“There were those who had actively chosen to move here for their careers, often from smaller towns. They just couldn't understand why I would leave. To them, every other place was, in their mind, their small town, and couldn't possibly offer all that London had to offer. Then there was my family and some close friends who mostly wanted to know if there were many Black people there.”
Jermaine says his experiences of moving around the UK has shown the importance of living somewhere where you can see others who look like you: “When I lived in Jersey for a year I certainly felt detached. The island didn't have any afro salons, no places to buy Afro-Caribbean food or ingredients and I certainly did get looks and stares as I went about my daily life. All of this just added to the feeling that I shouldn't be there.”
He adds that he has actually experienced less prejudice in Bristol. “It's still a pretty big city and really ethnically diverse,” Jermaine explains. “While in London, I sometimes felt that some people either had negative stereotypes which they applied to me or were a bit over-comfortable and would make racist jokes or remarks out of a sense of banter. Their other black friend was fine with it, so why wouldn't I be?”
Chris Shapiro, a 27-year-old poet who moved to London from Tokyo aged 12, said that they left because they found the capital inaccessible with their undiagnosed chronic illness. They left for Manchester in early 2020 and said that their initial hesitancy proved unfounded.
“While Manchester is a very white city, the Asian community here is great,” they say. “Asian stores are much better here than in London, so I’ve had a field day cooking.”
Their experience of being an ethnic minority and disabled in a new city has also meant a mixed experience of prejudice. “On the other hand, the white people I interact with and live with are more casually racist, transphobic, ableist etc than I expected, which was quite a low bar already,” they said. “People [seem] to be more amenable to making space for me as a disabled person, and the racism I encounter seems to be well-intentioned casual racism/orientalism which, unfortunately, is a small victory of sorts.”
One person’s experience of one area of London can’t speak for the experiences of all non-white people there. Living in Leicester and Luton, which have diverse communities densely populating select neighbourhoods, could offer someone a completely different feel to life in larger cities.
My personal experience in Bath – a city with a strong South and East Asian presence – has been mostly pleasant, but a black friend who went to university here almost ten years before has horror stories of being yelled at in the street. Dividing all of Britain into “London vs. Everywhere Else” denies the country its cultural and historical nuances.
It also obscures the fact that many people of colour were born or have always lived outside of London and don’t intend to ever live there. Their experiences are just as valid as those who go from London life to new cities, towns and villages – if not as sexy a topic for column inches or outrage.
And for every person who moves and settles elsewhere, there are plenty of those who do return.
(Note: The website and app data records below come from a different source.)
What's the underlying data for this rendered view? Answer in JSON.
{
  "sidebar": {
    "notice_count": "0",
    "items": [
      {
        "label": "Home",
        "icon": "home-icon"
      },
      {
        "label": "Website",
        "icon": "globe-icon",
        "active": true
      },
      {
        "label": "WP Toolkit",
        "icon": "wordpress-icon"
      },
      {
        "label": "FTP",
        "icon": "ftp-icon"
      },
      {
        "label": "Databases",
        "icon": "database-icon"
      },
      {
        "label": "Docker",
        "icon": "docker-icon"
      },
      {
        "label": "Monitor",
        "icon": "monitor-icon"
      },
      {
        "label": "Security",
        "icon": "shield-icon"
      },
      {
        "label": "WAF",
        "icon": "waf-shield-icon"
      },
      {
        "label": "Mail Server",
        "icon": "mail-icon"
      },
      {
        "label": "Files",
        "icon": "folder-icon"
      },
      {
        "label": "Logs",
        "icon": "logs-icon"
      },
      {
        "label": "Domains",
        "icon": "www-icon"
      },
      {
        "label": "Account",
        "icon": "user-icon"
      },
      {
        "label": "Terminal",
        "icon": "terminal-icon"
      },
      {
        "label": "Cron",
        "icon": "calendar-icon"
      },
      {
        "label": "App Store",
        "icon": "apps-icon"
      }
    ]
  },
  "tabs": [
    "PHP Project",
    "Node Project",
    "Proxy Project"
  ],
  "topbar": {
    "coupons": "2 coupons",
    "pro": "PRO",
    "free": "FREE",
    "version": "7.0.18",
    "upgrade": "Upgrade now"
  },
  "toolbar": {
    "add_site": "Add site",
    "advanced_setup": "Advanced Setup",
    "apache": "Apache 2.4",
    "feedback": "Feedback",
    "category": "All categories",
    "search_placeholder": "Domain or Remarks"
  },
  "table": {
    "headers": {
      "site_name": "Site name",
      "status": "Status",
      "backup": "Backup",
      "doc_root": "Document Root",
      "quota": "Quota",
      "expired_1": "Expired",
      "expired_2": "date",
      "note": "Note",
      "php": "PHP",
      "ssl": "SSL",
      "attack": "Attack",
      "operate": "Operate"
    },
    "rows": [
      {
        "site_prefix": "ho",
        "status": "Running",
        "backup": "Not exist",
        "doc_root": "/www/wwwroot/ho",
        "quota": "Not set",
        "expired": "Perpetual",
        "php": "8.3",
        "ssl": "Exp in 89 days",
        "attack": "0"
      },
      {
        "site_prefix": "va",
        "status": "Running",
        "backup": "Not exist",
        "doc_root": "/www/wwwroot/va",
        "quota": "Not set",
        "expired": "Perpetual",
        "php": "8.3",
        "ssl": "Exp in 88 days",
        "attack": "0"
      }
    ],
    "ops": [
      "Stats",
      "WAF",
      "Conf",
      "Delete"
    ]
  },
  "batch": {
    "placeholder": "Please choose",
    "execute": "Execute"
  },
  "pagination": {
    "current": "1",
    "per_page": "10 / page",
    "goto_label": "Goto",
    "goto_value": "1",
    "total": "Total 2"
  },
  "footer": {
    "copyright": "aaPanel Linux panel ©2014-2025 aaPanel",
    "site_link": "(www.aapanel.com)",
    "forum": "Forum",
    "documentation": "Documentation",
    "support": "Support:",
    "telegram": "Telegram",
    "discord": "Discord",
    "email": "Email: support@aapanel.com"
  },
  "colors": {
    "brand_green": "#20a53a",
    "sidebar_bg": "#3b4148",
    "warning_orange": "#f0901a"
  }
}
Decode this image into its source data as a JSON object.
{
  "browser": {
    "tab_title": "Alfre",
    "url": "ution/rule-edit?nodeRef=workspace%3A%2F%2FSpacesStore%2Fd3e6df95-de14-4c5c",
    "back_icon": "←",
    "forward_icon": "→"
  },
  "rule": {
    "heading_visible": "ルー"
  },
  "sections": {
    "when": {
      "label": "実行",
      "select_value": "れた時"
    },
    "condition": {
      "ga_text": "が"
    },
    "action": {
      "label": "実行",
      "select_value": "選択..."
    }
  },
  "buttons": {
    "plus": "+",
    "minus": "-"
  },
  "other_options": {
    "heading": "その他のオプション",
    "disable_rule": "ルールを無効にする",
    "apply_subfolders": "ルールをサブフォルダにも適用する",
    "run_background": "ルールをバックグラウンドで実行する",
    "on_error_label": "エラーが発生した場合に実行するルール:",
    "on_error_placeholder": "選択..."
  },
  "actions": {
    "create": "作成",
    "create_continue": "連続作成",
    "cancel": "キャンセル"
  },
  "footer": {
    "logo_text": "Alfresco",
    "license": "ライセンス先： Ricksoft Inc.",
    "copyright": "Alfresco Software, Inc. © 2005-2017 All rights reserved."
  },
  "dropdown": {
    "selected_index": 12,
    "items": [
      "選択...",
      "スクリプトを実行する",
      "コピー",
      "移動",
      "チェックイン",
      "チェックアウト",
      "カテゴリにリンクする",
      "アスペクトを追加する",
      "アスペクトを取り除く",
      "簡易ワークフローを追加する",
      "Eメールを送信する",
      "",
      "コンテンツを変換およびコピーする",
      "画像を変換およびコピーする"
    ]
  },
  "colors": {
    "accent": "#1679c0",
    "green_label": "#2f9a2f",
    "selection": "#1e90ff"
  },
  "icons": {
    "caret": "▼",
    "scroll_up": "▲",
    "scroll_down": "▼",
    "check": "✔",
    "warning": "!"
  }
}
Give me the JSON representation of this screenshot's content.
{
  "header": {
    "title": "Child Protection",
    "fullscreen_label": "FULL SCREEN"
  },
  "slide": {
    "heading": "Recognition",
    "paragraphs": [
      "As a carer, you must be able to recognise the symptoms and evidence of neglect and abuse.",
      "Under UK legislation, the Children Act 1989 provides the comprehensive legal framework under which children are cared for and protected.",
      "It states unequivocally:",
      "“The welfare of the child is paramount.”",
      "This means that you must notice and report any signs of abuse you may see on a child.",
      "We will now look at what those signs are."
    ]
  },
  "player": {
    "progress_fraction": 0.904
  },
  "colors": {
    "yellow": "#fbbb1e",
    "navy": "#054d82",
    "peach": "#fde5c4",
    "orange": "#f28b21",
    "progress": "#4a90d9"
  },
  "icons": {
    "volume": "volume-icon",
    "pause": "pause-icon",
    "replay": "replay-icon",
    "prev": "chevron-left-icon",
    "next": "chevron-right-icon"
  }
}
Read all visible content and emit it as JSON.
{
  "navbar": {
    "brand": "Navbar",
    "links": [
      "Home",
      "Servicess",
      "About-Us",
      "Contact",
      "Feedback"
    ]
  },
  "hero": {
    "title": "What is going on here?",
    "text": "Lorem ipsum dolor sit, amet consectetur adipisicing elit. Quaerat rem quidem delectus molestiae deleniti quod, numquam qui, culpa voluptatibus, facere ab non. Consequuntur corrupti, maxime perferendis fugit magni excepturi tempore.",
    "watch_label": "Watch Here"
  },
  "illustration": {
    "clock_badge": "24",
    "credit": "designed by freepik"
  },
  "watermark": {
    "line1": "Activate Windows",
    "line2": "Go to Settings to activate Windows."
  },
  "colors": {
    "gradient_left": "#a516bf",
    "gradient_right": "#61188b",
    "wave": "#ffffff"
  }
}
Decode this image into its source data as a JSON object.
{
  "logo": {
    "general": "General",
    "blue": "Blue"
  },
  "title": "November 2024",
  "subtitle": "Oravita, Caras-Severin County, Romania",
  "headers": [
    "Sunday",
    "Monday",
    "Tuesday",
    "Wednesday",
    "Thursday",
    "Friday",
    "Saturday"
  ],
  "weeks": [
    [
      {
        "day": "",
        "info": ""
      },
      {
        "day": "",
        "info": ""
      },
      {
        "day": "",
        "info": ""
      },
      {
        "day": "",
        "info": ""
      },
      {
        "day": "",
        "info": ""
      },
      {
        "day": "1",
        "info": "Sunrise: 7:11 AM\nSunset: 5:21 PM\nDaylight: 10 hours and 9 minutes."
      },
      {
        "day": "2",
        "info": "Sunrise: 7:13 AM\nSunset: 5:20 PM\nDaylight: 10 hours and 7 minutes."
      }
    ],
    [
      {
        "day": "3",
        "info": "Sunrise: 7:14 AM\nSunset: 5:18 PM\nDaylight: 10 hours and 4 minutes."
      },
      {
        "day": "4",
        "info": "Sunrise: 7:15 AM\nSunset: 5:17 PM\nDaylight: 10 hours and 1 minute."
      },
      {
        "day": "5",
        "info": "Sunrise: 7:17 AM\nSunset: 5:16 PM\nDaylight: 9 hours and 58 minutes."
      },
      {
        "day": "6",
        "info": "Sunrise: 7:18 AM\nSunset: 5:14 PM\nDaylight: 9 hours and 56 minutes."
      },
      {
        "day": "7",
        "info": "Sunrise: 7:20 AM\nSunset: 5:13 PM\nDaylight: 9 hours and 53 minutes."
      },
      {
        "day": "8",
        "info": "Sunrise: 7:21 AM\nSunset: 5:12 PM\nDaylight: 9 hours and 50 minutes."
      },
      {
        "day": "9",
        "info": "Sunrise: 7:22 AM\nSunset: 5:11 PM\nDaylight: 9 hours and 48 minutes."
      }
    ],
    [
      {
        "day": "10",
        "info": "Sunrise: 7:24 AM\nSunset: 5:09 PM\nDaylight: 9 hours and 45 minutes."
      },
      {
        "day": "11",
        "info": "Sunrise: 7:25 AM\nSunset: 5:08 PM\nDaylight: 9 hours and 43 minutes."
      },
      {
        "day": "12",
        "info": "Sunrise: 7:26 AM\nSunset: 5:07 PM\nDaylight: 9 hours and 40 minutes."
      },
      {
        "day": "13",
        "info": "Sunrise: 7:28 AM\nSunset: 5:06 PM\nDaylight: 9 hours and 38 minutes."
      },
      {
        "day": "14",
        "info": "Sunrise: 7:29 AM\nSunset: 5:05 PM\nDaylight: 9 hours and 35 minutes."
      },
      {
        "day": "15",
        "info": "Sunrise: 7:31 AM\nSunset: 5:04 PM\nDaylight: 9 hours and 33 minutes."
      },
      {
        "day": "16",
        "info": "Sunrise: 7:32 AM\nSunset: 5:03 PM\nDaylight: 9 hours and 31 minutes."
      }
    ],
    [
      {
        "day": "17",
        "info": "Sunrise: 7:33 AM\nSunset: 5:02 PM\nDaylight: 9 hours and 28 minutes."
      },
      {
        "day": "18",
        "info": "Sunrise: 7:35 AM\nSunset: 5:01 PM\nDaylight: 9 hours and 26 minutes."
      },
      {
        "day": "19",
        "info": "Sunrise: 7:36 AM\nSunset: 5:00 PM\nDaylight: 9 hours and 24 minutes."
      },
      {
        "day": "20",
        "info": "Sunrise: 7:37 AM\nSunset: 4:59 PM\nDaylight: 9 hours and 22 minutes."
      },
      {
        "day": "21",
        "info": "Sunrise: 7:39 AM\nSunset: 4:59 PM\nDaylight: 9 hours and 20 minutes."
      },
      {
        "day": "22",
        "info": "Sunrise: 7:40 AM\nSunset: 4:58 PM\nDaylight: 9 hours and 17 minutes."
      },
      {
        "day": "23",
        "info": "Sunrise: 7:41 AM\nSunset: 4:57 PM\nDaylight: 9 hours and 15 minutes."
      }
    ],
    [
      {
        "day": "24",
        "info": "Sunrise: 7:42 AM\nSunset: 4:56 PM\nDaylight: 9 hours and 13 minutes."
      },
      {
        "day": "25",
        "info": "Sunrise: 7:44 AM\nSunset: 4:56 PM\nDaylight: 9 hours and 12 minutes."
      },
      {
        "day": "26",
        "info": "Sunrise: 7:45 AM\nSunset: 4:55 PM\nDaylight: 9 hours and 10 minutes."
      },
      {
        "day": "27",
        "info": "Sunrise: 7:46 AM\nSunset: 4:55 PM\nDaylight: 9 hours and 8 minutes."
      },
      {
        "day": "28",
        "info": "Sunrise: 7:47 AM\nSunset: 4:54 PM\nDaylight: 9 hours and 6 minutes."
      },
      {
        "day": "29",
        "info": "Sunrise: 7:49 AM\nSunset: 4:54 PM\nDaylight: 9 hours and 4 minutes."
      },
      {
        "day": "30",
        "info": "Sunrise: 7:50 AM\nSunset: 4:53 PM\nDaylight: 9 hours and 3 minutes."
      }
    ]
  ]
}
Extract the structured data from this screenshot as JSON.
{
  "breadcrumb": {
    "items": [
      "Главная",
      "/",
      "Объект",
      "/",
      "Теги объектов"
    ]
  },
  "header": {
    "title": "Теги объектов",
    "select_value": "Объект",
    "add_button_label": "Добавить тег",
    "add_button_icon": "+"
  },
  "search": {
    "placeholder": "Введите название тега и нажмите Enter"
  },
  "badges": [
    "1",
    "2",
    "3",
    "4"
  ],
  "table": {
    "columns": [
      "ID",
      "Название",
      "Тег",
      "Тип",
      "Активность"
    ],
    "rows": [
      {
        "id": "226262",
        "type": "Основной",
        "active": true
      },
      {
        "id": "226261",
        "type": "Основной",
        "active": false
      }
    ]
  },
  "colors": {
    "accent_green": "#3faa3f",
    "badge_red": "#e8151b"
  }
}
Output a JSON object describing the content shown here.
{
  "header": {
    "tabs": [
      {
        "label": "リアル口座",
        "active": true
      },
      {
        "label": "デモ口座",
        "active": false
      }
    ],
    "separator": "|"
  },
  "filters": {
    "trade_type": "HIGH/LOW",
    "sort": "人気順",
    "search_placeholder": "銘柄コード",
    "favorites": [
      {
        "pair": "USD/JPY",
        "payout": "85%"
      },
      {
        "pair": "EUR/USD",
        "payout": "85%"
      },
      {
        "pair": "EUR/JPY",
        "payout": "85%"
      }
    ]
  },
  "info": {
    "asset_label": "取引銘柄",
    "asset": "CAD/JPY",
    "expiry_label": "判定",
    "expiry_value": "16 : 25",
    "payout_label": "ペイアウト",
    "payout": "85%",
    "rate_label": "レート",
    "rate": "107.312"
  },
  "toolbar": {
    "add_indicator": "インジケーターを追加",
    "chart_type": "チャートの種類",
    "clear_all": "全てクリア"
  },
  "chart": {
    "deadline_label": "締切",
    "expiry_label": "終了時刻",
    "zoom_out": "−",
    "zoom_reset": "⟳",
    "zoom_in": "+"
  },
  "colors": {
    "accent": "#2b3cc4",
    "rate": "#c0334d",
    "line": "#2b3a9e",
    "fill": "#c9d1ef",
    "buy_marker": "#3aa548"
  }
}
Almost everyone spoken to for this piece expressed sadness or intent to return, maybe because they lived there in more youthful, exciting times or out of a genuine love for the capital. London, or any big city, will probably never be over, but we’ll probably never escape the deluge of opinion pieces claiming it either way.
The work doesn’t sit with getting angry at them, but in making sure as much of the UK is welcoming to anyone who wants to move there. Work by the Runnymeade Foundation suggests that the BME population in Britain is becoming far more evenly spread, which can only be a good thing. Personally, I think there’s a joy to watching an area diversify: Anyone who moves to an area where there are a small number of people like them is hopefully one more person to welcome the next to arrive.